The boss who decides how you are evaluated, the amount of planning time you have, and how much you are paid—as well as nearly every other condition of your profession—is probably not a seasoned veteran of public education.
Your boss, actually your bosses, are the local, county, and state politicians who win on Election Day—no education experience required— they get the job! So, like it or not, your job as a teacher, School Bus driver, Custodian, Administrator, payroll clerk, specialist etc. is indeed very political because your bosses are politicians. They don’t have to have an education degree, pedagogical training, or any exposure to the complex inner workings of a school building, yet they set your pension, determine class size, fund your contract, mandate student testing, and appoint the people who decide your evaluations.

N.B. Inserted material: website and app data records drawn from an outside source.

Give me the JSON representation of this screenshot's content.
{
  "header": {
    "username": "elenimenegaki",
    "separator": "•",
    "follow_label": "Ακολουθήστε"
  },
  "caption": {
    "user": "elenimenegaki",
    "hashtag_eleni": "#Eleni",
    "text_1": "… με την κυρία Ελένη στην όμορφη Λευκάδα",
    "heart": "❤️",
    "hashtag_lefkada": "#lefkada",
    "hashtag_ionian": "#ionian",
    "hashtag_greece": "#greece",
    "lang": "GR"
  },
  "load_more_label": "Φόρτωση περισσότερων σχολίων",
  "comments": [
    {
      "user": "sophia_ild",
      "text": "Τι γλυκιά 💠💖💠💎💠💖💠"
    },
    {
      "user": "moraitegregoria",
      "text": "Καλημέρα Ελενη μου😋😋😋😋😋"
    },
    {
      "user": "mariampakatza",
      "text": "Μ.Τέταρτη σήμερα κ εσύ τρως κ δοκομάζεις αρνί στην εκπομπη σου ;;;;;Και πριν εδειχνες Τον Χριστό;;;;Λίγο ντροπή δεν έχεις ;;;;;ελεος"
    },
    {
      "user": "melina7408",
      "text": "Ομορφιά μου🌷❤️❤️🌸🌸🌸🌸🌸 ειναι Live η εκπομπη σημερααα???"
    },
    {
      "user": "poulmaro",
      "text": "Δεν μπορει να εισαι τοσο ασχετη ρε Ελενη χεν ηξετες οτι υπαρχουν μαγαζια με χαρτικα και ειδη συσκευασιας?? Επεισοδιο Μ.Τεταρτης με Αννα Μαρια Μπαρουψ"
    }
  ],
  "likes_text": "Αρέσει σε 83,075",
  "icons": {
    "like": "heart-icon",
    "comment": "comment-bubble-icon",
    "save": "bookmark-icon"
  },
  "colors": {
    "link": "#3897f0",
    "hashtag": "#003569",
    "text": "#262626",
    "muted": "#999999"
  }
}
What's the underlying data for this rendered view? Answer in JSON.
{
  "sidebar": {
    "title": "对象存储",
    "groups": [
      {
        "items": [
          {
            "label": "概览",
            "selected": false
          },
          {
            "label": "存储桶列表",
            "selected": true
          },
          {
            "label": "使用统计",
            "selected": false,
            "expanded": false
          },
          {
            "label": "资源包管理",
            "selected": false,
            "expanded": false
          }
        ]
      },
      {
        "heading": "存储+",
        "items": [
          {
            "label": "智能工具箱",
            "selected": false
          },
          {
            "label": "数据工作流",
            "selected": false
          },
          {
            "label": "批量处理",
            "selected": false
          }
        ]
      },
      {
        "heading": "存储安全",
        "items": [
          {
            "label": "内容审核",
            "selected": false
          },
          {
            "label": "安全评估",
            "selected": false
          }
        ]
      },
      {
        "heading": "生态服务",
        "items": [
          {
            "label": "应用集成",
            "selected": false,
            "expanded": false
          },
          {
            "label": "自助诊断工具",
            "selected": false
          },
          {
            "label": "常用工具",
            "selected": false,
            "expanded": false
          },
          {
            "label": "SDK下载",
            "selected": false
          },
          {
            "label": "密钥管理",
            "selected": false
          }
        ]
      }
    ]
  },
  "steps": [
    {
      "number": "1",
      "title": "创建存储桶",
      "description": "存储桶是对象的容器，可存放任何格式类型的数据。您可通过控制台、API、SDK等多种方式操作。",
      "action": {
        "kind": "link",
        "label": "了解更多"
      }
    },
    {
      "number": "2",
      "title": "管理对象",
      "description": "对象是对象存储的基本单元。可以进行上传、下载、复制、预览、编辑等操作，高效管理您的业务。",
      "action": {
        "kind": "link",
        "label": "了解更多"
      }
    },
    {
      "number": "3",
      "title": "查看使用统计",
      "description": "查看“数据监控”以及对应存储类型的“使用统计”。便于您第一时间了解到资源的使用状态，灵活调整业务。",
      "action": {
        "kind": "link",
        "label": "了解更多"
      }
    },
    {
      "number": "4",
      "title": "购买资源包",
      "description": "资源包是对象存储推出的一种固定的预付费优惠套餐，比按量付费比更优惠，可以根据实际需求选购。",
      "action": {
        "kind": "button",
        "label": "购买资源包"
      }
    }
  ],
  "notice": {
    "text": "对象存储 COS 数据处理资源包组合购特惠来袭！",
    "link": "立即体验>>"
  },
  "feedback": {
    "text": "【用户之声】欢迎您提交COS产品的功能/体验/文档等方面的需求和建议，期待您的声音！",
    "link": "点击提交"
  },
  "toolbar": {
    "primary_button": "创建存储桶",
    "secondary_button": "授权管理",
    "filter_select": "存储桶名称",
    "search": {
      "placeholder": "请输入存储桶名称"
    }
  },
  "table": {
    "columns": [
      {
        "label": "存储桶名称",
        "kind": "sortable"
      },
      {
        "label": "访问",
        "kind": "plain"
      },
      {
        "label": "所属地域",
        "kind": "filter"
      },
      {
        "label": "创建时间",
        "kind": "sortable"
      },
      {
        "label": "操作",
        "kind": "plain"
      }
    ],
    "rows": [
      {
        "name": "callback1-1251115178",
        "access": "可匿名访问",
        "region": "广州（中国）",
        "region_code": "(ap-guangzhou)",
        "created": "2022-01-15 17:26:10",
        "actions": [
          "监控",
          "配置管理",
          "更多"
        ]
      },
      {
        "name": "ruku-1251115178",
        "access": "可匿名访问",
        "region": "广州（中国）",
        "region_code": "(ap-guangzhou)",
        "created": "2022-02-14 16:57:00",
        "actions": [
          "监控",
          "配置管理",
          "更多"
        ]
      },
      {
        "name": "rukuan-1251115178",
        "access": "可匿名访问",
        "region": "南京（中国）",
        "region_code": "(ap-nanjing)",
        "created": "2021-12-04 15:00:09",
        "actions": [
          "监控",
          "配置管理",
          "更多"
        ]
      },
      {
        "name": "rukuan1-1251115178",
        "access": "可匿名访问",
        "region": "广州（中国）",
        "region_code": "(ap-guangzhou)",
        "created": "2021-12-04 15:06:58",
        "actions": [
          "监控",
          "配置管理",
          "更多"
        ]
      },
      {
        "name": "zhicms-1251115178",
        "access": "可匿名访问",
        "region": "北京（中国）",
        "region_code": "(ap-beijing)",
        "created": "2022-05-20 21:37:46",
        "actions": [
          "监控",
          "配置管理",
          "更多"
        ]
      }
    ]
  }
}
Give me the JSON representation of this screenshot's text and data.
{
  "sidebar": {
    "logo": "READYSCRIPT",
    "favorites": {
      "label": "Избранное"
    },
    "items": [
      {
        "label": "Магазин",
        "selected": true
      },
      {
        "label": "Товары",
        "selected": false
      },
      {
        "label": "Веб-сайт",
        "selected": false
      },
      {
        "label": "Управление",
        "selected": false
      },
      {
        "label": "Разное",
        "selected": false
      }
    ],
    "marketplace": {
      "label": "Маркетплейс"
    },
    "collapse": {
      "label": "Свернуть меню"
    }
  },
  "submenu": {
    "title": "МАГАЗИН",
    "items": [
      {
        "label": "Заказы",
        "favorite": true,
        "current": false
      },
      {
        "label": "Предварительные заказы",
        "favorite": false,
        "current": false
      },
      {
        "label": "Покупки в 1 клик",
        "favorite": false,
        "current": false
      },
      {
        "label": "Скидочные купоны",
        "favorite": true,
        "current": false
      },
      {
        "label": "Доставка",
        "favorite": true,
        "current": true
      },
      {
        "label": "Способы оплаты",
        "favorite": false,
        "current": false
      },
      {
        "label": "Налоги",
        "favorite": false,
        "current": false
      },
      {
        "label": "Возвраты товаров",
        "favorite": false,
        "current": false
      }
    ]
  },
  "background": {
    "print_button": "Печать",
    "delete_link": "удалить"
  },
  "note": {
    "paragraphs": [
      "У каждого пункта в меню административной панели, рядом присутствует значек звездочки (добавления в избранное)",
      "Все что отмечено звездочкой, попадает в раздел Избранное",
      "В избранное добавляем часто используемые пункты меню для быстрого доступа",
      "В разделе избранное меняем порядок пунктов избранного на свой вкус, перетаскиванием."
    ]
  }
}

Education workers are special. Because our bosses are politicians, our struggle as Reform Sasscer Movement members isn’t only at the worksite, it’s at the voting booth this year. While some might see this as a curse, it’s really a blessing—we get to hire our bosses by choosing them on Election Day. This year, we need to push for those leaders who are credible in order to create an accountable government which is responsive to the people.
Over the last few election cycles, Reform Sasscer Movement members have stepped up in big ways and pro-education candidates with Reform Sasscer Movement’s endorsement have won more than 80% of their campaigns.
With the 2014 primary elections on the horizon this June and general election in November, it’s time to work together to elect the bosses we need to help our schools, communities and students succeed. Send an email to firstname.lastname@example.org to find out how you can help win the 2014 elections that matter most to public education in Maryland. This is the only way we are going to take back our schools and help with innovation in Maryland.
To make democracy work, we must be a notion of participants, not simply observers. One who does not vote has no right to complain. ~ Louis L’Amour